[[ Given records, beginning ]]

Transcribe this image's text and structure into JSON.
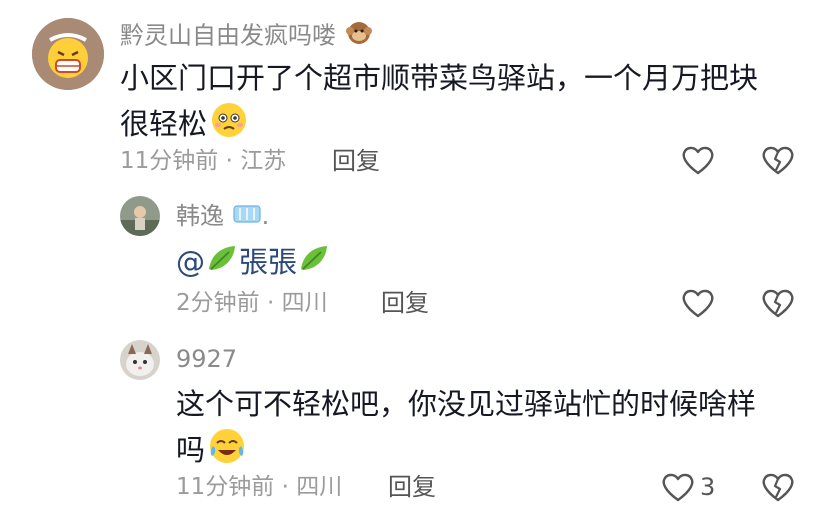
{
  "comments": [
    {
      "user": "黔灵山自由发疯吗喽",
      "text_line1": "小区门口开了个超市顺带菜鸟驿站，一个月万把块",
      "text_line2": "很轻松",
      "time": "11分钟前 · 江苏",
      "reply_label": "回复",
      "icons": [
        "monkey-emoji-icon",
        "woozy-face-emoji-icon"
      ]
    },
    {
      "user": "韩逸",
      "user_suffix": ".",
      "mention_prefix": "@",
      "mention_name": "張張",
      "time": "2分钟前 · 四川",
      "reply_label": "回复",
      "icons": [
        "ice-cube-icon",
        "leaf-icon"
      ]
    },
    {
      "user": "9927",
      "text_line1": "这个可不轻松吧，你没见过驿站忙的时候啥样",
      "text_line2": "吗",
      "time": "11分钟前 · 四川",
      "reply_label": "回复",
      "like_count": "3",
      "icons": [
        "crying-laughing-emoji-icon"
      ]
    }
  ]
}
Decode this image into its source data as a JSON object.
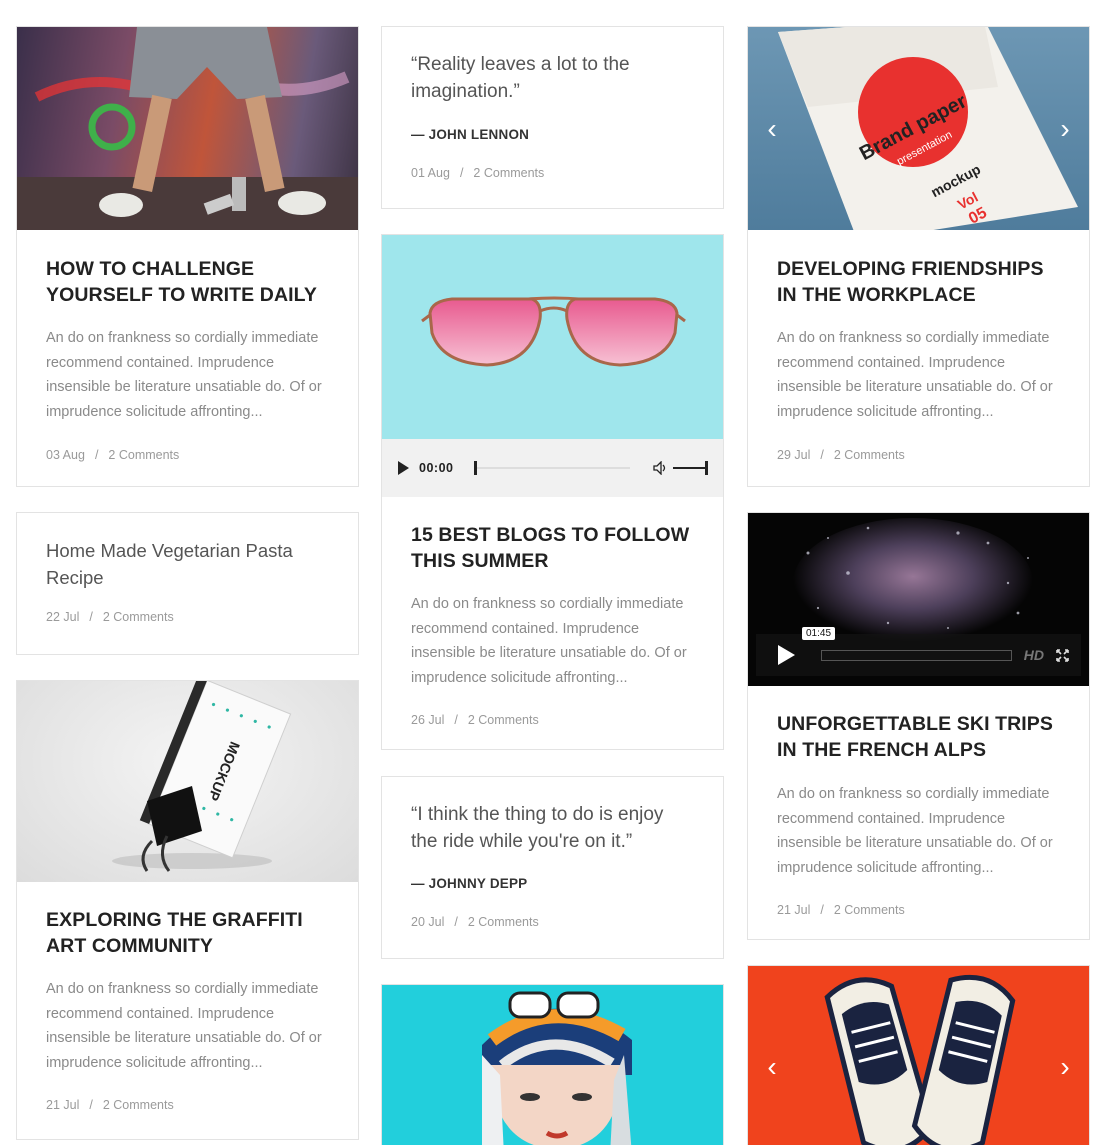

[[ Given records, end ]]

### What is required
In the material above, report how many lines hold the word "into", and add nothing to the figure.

### Response below
2